[[ Data section open ]]
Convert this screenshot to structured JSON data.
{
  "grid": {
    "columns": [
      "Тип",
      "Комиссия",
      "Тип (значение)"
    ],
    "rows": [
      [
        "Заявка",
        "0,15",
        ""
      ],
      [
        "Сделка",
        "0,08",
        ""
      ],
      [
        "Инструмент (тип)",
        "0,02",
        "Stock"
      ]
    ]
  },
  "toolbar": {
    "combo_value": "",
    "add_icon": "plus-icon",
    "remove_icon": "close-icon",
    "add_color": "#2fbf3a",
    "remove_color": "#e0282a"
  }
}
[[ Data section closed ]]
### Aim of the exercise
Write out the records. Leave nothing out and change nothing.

### Solution to this exercise
Convert this screenshot to structured JSON data.
{
  "grid": {
    "columns": [
      "Тип",
      "Комиссия",
      "Тип (значение)"
    ],
    "rows": [
      [
        "Заявка",
        "0,15",
        ""
      ],
      [
        "Сделка",
        "0,08",
        ""
      ],
      [
        "Инструмент (тип)",
        "0,02",
        "Stock"
      ]
    ]
  },
  "toolbar": {
    "combo_value": "",
    "add_icon": "plus-icon",
    "remove_icon": "close-icon",
    "add_color": "#2fbf3a",
    "remove_color": "#e0282a"
  }
}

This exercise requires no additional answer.